TASK PROMPT —
Omit the pictures and reproduce the rest of the listing exactly.

PROVIDED INFORMATION —
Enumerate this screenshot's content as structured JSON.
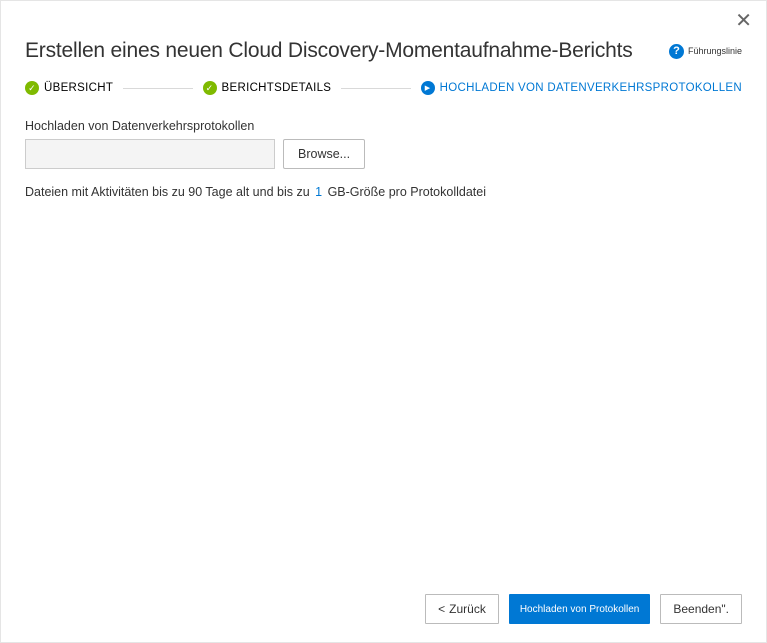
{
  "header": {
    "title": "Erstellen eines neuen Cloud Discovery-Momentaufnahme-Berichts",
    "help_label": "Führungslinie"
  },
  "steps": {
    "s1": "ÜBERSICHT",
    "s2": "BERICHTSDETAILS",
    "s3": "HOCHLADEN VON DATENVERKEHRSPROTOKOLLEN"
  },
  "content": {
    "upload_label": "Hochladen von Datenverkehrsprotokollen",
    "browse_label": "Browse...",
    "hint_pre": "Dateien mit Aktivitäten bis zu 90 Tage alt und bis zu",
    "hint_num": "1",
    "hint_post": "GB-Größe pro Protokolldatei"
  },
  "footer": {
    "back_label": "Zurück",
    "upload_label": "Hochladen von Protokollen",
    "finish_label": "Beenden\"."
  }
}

REPLY TO THE EXERCISE —
Enumerate this screenshot's content as structured JSON.
{
  "header": {
    "title": "Erstellen eines neuen Cloud Discovery-Momentaufnahme-Berichts",
    "help_label": "Führungslinie"
  },
  "steps": {
    "s1": "ÜBERSICHT",
    "s2": "BERICHTSDETAILS",
    "s3": "HOCHLADEN VON DATENVERKEHRSPROTOKOLLEN"
  },
  "content": {
    "upload_label": "Hochladen von Datenverkehrsprotokollen",
    "browse_label": "Browse...",
    "hint_pre": "Dateien mit Aktivitäten bis zu 90 Tage alt und bis zu",
    "hint_num": "1",
    "hint_post": "GB-Größe pro Protokolldatei"
  },
  "footer": {
    "back_label": "Zurück",
    "upload_label": "Hochladen von Protokollen",
    "finish_label": "Beenden\"."
  }
}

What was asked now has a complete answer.